A slightly smaller copy of Akcha-Kala is located 23 kilometers away. This is the same two-part caravanserai of the XI-XII centuries now called Kunya-Kala (literally Old Fortress). It is much swollen, as it was built of lower quality clay. It is not known if it had corrugations on its facades, as the remains of walls became so thin that they no longer can say anything about their former design. However, there remained one more corrugated structure, yet of a different type, five kilometers from Akcha-Kala. In the Arabic travel guides, this place is known as at-Tahmalaj, whose ruins tower above the ground in the middle of a large takyr. A very compact two-story building on a high platform with chamfered edges almost joins a large courtyard from the outside. All four facades feature closed semi-cylinders. The lower tier has not been excavated yet, and the upper one looks unusual. It has the same square chambers overlapped by sloping domes. In the plan view, they form a grid with nine cells. It doesn't look very much like a dwelling, but more like a warehouse. At the same time, this small castle looks very monumental from the outside.

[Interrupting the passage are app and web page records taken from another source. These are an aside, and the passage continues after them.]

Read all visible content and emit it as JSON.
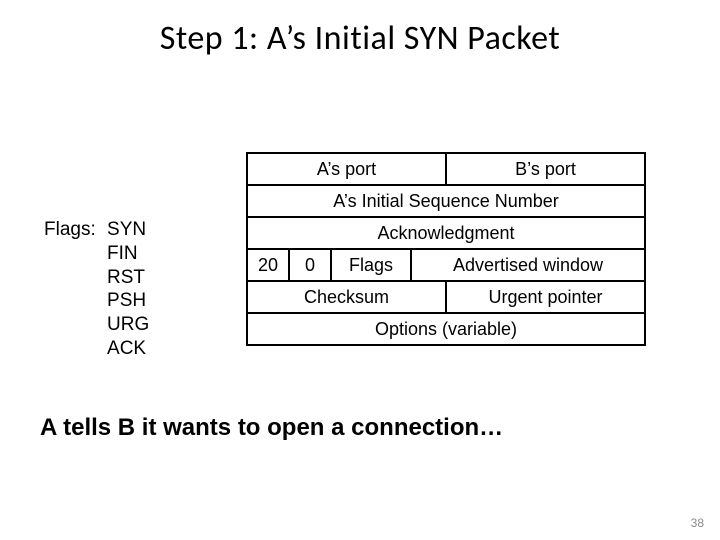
{
  "title": "Step 1: A’s Initial SYN Packet",
  "flags": {
    "label": "Flags:",
    "items": [
      "SYN",
      "FIN",
      "RST",
      "PSH",
      "URG",
      "ACK"
    ]
  },
  "tcp": {
    "src_port": "A’s port",
    "dst_port": "B’s port",
    "seq": "A’s Initial Sequence Number",
    "ack": "Acknowledgment",
    "hlen": "20",
    "reserved": "0",
    "flags_cell": "Flags",
    "adv_window": "Advertised window",
    "checksum": "Checksum",
    "urgent": "Urgent pointer",
    "options": "Options (variable)"
  },
  "caption": "A tells B it wants to open a connection…",
  "page_number": "38"
}
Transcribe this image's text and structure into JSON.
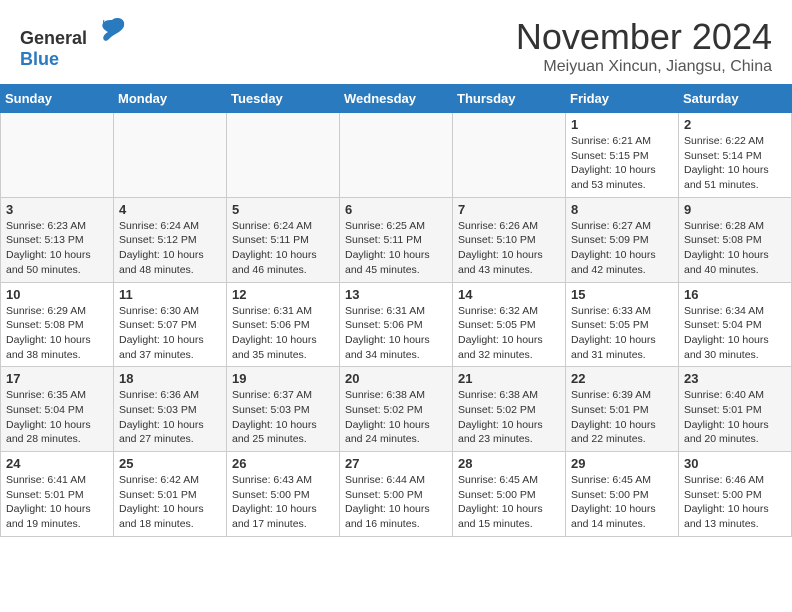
{
  "header": {
    "logo_general": "General",
    "logo_blue": "Blue",
    "month_title": "November 2024",
    "location": "Meiyuan Xincun, Jiangsu, China"
  },
  "weekdays": [
    "Sunday",
    "Monday",
    "Tuesday",
    "Wednesday",
    "Thursday",
    "Friday",
    "Saturday"
  ],
  "weeks": [
    [
      {
        "day": "",
        "info": ""
      },
      {
        "day": "",
        "info": ""
      },
      {
        "day": "",
        "info": ""
      },
      {
        "day": "",
        "info": ""
      },
      {
        "day": "",
        "info": ""
      },
      {
        "day": "1",
        "info": "Sunrise: 6:21 AM\nSunset: 5:15 PM\nDaylight: 10 hours\nand 53 minutes."
      },
      {
        "day": "2",
        "info": "Sunrise: 6:22 AM\nSunset: 5:14 PM\nDaylight: 10 hours\nand 51 minutes."
      }
    ],
    [
      {
        "day": "3",
        "info": "Sunrise: 6:23 AM\nSunset: 5:13 PM\nDaylight: 10 hours\nand 50 minutes."
      },
      {
        "day": "4",
        "info": "Sunrise: 6:24 AM\nSunset: 5:12 PM\nDaylight: 10 hours\nand 48 minutes."
      },
      {
        "day": "5",
        "info": "Sunrise: 6:24 AM\nSunset: 5:11 PM\nDaylight: 10 hours\nand 46 minutes."
      },
      {
        "day": "6",
        "info": "Sunrise: 6:25 AM\nSunset: 5:11 PM\nDaylight: 10 hours\nand 45 minutes."
      },
      {
        "day": "7",
        "info": "Sunrise: 6:26 AM\nSunset: 5:10 PM\nDaylight: 10 hours\nand 43 minutes."
      },
      {
        "day": "8",
        "info": "Sunrise: 6:27 AM\nSunset: 5:09 PM\nDaylight: 10 hours\nand 42 minutes."
      },
      {
        "day": "9",
        "info": "Sunrise: 6:28 AM\nSunset: 5:08 PM\nDaylight: 10 hours\nand 40 minutes."
      }
    ],
    [
      {
        "day": "10",
        "info": "Sunrise: 6:29 AM\nSunset: 5:08 PM\nDaylight: 10 hours\nand 38 minutes."
      },
      {
        "day": "11",
        "info": "Sunrise: 6:30 AM\nSunset: 5:07 PM\nDaylight: 10 hours\nand 37 minutes."
      },
      {
        "day": "12",
        "info": "Sunrise: 6:31 AM\nSunset: 5:06 PM\nDaylight: 10 hours\nand 35 minutes."
      },
      {
        "day": "13",
        "info": "Sunrise: 6:31 AM\nSunset: 5:06 PM\nDaylight: 10 hours\nand 34 minutes."
      },
      {
        "day": "14",
        "info": "Sunrise: 6:32 AM\nSunset: 5:05 PM\nDaylight: 10 hours\nand 32 minutes."
      },
      {
        "day": "15",
        "info": "Sunrise: 6:33 AM\nSunset: 5:05 PM\nDaylight: 10 hours\nand 31 minutes."
      },
      {
        "day": "16",
        "info": "Sunrise: 6:34 AM\nSunset: 5:04 PM\nDaylight: 10 hours\nand 30 minutes."
      }
    ],
    [
      {
        "day": "17",
        "info": "Sunrise: 6:35 AM\nSunset: 5:04 PM\nDaylight: 10 hours\nand 28 minutes."
      },
      {
        "day": "18",
        "info": "Sunrise: 6:36 AM\nSunset: 5:03 PM\nDaylight: 10 hours\nand 27 minutes."
      },
      {
        "day": "19",
        "info": "Sunrise: 6:37 AM\nSunset: 5:03 PM\nDaylight: 10 hours\nand 25 minutes."
      },
      {
        "day": "20",
        "info": "Sunrise: 6:38 AM\nSunset: 5:02 PM\nDaylight: 10 hours\nand 24 minutes."
      },
      {
        "day": "21",
        "info": "Sunrise: 6:38 AM\nSunset: 5:02 PM\nDaylight: 10 hours\nand 23 minutes."
      },
      {
        "day": "22",
        "info": "Sunrise: 6:39 AM\nSunset: 5:01 PM\nDaylight: 10 hours\nand 22 minutes."
      },
      {
        "day": "23",
        "info": "Sunrise: 6:40 AM\nSunset: 5:01 PM\nDaylight: 10 hours\nand 20 minutes."
      }
    ],
    [
      {
        "day": "24",
        "info": "Sunrise: 6:41 AM\nSunset: 5:01 PM\nDaylight: 10 hours\nand 19 minutes."
      },
      {
        "day": "25",
        "info": "Sunrise: 6:42 AM\nSunset: 5:01 PM\nDaylight: 10 hours\nand 18 minutes."
      },
      {
        "day": "26",
        "info": "Sunrise: 6:43 AM\nSunset: 5:00 PM\nDaylight: 10 hours\nand 17 minutes."
      },
      {
        "day": "27",
        "info": "Sunrise: 6:44 AM\nSunset: 5:00 PM\nDaylight: 10 hours\nand 16 minutes."
      },
      {
        "day": "28",
        "info": "Sunrise: 6:45 AM\nSunset: 5:00 PM\nDaylight: 10 hours\nand 15 minutes."
      },
      {
        "day": "29",
        "info": "Sunrise: 6:45 AM\nSunset: 5:00 PM\nDaylight: 10 hours\nand 14 minutes."
      },
      {
        "day": "30",
        "info": "Sunrise: 6:46 AM\nSunset: 5:00 PM\nDaylight: 10 hours\nand 13 minutes."
      }
    ]
  ]
}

The pioneer of this and many other Karakum monuments, Academician Galina Pugachenkova reasonably believed that at-Tahmalaj was the earliest form of the caravanserai. In the absence of large stations built according to the "courtyard surrounded by premises" scheme, travelers stayed for rest in such small castles.
Public interest in such fragments of the distant past that seem to have been forgotten forever has grown markedly in recent years. On the one hand, this is due to a large-scale research project in which Turkmen specialists cooperate with their British colleagues as part of the work on preparation of an interstate dossier on inclusion of certain sections of the Silk Road in the UNESCO World Heritage List. On the other hand, a four-year state program on archaeological excavations in the main fortifications located along caravan routes is being implemented in Turkmenistan. All this inspires hope that our heritage will remain with us and, perhaps, ignite new discoveries.


©Turkmenistan Analytic magazine, 2005